Of course, there’s an alternative to letting Cessa go should the organization’s inexplicable infatuation with him continue. If necessary, the Yankees can option Cortes and Jonathan Holder to Triple-A to make room for Maybin. Holder’s been pretty bad himself and could merit the demotion anyway, though his track record is far better than Cessa’s. Meanwhile, Cortes could get the “bulk” of innings after Chad Green opens tonight, which could result in Cortes getting shipped out.
Assuming the Yankees go the cut Cessa or option Holder/Cortes route, it’s not like the Yankees wouldn’t be able to replenish their bullpen frequently. Aside from Cortes and Holder, here are some names on the 40-man roster that can be retrieved from the minors as needed:
- Joe Harvey
- Stephen Tarpley
- Chance Adams
- Ben Heller (when healthy, he’s now facing hitters)
That’s a handful of pitchers who could be a de facto eighth reliever when the Yankees have a tired bullpen. With that many up-and-down guys available, the 10-day option rule shouldn’t be too difficult to navigate either.
Of course, making room for Maybin still leaves us with a pretty big question: what’s his role going to be? He and Gardner would be the fourth and fifth outfielders. It’s not like the Yankees are going to want to sit Judge, Stanton, or Hicks too often. And now with Edwin Encarnación around, using one of the big three outfielders as the designated hitter isn’t an option. The choice would basically be: should Gardner or Maybin play when one of the regulars needs a breather? Either way, one of the two would rarely play. Fifth outfielders just aren’t very common nowadays, especially in the American League.
Even if keeping Maybin around would leave him with a very minimal role, there is some sense to stashing him on the bench. Depth is always good, and it’s not like Judge, Stanton, or Hicks are bastions of health anyway. Sure, Frazier and Tauchman are still around in the minors, and I’d rather play Clint regularly over Maybin should that need arise, but more depth is still better in this case.
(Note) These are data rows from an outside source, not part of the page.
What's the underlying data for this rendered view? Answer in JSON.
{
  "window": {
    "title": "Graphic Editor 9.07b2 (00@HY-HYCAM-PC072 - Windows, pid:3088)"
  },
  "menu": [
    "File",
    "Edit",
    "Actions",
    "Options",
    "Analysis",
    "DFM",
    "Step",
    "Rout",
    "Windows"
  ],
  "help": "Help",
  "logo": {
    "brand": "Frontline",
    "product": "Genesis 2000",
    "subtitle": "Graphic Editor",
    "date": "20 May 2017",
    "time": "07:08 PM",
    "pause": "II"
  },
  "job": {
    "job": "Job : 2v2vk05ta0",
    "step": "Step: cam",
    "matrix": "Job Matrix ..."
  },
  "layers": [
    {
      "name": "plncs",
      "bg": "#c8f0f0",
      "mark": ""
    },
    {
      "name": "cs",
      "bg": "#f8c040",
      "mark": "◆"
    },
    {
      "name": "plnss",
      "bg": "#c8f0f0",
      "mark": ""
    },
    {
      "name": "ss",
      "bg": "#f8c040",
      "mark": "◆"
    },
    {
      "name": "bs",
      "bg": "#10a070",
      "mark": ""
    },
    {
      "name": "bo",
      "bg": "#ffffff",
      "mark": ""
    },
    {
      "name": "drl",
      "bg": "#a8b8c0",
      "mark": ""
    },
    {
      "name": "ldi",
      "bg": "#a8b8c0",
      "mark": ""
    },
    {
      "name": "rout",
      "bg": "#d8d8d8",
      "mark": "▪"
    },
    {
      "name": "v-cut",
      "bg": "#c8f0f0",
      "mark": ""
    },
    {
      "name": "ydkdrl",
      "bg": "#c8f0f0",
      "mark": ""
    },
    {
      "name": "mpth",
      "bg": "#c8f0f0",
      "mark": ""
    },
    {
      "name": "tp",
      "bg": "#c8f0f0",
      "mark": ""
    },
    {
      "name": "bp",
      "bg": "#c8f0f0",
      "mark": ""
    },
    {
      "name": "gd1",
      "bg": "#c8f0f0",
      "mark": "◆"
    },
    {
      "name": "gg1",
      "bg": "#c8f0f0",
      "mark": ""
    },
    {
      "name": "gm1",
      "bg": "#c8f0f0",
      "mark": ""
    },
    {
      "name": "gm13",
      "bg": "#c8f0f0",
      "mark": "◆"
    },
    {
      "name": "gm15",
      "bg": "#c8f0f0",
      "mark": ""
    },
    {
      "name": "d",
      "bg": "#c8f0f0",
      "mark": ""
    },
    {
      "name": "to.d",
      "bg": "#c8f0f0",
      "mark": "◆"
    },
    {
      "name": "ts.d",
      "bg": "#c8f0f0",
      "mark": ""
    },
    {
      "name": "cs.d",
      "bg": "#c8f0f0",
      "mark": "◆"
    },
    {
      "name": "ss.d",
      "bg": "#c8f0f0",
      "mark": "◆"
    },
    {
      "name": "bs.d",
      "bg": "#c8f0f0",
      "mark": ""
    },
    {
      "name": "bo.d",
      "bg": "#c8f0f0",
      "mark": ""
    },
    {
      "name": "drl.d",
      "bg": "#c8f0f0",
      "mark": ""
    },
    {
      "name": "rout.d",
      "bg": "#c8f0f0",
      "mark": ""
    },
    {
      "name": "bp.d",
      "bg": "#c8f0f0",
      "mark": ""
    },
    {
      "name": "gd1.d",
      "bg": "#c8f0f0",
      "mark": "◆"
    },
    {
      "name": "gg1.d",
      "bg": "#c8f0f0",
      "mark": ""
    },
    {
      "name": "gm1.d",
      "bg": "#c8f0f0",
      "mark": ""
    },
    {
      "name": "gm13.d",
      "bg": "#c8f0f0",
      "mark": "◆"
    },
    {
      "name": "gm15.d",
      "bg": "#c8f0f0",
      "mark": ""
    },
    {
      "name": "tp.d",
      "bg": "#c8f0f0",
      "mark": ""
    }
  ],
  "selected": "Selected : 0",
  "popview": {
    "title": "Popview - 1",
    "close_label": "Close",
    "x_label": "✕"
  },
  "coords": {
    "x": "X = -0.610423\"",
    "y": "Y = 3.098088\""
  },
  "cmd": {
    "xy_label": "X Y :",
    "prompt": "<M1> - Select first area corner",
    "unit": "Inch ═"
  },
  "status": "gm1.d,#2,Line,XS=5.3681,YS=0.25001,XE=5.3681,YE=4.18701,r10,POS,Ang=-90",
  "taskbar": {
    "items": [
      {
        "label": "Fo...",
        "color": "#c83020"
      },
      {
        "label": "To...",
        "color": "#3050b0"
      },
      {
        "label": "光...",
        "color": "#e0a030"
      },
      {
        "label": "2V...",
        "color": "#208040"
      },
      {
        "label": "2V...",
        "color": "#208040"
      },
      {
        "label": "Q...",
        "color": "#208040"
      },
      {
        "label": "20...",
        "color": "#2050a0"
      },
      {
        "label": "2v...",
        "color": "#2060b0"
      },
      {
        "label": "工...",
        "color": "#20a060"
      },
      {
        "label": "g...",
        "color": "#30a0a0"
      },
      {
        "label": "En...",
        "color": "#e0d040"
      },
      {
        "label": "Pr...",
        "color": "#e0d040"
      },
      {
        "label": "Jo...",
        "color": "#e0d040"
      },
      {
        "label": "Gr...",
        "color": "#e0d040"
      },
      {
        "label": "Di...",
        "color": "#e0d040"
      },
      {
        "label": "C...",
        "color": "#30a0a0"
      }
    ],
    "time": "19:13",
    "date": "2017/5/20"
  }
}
Plus, by maximizing the Scranton shuttle, the Yankees can sort of carry 13 pitchers anyway. At this point, Maybin’s earned his keep and it would be a mistake to let him go now. Tables could turn later in the year, but the Yankees have don’t need an extra pitcher at all times.
I think this would be a much easier call for the Yankees if they actually had five healthy starters (fix that, please). Now that they’re using an opener pretty regularly, it wouldn’t surprise me if they’re hesitant to drop a pitcher to keep Maybin around. On the other hand, the way hitting coach Marcus Thames talked about Maybin could be taken as a sign that he’ll remain after Judge’s return.
Ultimately, in the grand scheme of things, letting Maybin go wouldn’t be detrimental. They have outfield depth to spare and one would imagine that all three of Hicks, Judge, and Stanton won’t be on the injured list at the same time again this year. Even so, why lose Maybin when there are reasonable alternatives to clear space for Judge’s imminent return? Not only has Maybin earned a spot, but the Yankees should be able to get by with twelve pitchers.